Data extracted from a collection
◆ ◆ ◆ ◆
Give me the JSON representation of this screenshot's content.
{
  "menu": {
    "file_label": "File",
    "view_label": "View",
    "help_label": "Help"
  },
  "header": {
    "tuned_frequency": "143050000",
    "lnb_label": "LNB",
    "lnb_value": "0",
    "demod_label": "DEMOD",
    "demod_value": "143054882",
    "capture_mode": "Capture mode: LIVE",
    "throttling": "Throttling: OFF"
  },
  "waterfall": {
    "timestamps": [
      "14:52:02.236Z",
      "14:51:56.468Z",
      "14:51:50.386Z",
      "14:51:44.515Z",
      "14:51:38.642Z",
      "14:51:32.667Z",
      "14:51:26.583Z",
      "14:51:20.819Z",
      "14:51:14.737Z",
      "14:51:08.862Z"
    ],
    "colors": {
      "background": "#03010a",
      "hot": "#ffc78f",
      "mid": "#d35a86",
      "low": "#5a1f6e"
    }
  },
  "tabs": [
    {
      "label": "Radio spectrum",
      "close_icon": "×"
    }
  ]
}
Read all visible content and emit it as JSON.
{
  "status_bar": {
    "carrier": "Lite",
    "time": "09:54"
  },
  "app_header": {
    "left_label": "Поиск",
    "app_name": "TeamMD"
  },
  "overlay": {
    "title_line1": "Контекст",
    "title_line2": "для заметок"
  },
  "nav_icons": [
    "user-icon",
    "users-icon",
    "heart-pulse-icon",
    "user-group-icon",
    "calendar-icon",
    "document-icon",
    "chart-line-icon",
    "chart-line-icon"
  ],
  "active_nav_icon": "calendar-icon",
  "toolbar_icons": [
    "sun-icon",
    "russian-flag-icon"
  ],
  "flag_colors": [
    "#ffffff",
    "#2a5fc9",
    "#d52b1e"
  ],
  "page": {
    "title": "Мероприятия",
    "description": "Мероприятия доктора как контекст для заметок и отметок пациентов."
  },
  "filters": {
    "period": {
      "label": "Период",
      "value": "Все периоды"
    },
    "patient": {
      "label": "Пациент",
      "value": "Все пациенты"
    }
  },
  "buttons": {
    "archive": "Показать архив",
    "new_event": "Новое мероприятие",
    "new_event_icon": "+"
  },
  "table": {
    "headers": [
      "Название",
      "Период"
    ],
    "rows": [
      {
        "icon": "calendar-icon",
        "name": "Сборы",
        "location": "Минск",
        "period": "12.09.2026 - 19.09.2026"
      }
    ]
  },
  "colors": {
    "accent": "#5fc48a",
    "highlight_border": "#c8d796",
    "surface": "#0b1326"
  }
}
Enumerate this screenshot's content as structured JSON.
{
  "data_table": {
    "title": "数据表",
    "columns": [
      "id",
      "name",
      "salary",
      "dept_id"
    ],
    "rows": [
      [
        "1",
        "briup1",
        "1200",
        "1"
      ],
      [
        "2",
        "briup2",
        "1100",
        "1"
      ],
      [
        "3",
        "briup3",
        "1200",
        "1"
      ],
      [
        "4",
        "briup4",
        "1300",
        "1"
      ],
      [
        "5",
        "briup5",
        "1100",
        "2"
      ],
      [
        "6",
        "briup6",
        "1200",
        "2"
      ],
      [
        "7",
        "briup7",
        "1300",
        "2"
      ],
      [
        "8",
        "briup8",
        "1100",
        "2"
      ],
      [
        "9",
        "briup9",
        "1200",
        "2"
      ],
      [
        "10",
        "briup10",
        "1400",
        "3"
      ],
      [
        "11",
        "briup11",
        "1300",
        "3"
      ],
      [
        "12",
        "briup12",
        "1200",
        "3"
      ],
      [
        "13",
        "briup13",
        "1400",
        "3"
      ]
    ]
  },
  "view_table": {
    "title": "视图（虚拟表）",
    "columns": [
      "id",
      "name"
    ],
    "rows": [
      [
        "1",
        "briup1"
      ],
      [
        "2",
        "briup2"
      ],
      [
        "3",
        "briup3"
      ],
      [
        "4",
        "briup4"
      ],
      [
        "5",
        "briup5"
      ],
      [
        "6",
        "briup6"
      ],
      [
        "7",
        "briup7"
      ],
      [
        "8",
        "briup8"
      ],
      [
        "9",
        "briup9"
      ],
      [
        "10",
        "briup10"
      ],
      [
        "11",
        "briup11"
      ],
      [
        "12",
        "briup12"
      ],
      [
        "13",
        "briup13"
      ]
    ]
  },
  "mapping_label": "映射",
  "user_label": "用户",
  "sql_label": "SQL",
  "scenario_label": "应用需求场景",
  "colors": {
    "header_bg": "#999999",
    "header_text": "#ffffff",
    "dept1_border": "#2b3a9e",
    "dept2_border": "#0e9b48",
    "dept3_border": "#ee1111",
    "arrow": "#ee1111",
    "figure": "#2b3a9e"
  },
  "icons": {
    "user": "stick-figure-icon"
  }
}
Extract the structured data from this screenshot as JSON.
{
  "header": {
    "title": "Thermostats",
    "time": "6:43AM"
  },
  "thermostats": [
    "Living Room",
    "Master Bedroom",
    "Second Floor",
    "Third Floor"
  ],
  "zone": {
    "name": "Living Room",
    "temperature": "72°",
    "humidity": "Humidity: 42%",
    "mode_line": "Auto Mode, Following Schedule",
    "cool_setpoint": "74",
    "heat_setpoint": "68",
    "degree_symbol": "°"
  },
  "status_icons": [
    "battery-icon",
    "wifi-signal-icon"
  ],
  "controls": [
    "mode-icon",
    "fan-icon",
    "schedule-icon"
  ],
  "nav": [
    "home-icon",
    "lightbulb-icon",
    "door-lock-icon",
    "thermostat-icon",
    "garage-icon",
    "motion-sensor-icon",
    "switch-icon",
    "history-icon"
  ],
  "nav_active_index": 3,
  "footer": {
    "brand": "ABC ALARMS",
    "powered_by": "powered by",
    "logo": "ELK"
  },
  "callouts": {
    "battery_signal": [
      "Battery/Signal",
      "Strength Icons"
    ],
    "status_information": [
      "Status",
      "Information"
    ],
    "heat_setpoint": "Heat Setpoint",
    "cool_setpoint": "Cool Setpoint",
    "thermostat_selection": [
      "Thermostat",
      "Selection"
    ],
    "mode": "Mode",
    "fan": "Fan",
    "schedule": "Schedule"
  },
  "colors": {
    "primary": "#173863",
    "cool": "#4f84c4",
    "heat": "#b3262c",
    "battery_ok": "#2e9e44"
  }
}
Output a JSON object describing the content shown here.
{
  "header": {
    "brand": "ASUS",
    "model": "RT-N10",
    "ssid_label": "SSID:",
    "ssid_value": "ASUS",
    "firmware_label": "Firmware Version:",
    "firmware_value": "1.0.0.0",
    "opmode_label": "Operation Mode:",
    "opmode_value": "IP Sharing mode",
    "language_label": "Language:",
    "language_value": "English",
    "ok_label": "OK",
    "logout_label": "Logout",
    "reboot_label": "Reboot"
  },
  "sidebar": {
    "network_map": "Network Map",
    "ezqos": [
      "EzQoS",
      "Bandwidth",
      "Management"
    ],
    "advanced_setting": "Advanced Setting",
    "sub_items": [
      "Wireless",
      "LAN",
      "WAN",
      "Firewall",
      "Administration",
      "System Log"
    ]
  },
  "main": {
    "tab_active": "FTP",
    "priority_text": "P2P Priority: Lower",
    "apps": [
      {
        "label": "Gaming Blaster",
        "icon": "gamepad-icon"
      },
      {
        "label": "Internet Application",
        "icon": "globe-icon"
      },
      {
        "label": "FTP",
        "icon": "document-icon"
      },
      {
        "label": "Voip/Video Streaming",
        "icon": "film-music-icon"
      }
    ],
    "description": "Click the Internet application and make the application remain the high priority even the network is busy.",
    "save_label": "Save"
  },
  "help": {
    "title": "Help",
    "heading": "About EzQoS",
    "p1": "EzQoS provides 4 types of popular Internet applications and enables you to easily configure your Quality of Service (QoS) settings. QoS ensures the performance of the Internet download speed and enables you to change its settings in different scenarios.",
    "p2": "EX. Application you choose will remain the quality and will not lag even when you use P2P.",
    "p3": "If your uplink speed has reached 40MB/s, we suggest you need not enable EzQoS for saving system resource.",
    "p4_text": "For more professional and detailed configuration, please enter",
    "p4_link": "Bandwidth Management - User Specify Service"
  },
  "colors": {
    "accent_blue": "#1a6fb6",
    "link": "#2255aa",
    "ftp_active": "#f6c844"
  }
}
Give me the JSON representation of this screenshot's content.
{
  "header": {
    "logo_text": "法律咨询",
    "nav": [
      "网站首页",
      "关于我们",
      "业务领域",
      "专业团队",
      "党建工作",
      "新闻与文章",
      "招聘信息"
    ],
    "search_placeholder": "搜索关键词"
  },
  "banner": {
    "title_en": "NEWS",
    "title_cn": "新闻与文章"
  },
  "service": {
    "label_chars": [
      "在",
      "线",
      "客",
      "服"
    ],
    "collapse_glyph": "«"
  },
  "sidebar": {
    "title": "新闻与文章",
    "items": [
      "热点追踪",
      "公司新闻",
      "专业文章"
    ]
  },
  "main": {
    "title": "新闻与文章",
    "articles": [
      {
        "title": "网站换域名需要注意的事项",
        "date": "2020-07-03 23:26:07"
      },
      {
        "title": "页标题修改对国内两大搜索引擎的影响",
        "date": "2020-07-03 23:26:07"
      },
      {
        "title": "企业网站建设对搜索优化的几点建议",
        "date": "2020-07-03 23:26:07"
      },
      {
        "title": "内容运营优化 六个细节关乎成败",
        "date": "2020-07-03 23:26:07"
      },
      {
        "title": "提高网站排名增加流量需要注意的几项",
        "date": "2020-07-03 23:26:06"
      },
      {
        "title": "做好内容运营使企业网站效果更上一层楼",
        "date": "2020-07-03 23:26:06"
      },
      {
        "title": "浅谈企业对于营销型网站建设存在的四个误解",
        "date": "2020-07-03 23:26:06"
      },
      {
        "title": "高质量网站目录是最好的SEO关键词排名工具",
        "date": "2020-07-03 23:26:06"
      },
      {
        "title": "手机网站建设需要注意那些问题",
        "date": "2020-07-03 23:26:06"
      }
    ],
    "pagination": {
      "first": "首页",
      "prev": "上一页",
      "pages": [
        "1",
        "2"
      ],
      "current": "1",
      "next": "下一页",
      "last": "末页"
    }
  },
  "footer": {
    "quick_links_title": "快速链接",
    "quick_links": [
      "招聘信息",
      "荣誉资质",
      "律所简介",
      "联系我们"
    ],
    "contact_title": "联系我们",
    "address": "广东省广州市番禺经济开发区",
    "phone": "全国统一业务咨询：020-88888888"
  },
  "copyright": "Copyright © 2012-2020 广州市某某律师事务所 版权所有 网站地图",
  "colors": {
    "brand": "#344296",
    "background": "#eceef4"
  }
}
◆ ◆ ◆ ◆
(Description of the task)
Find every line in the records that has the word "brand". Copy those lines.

(Result of this exercise)
    "brand": "ABC ALARMS",
    "brand": "ASUS",
    "brand": "#344296",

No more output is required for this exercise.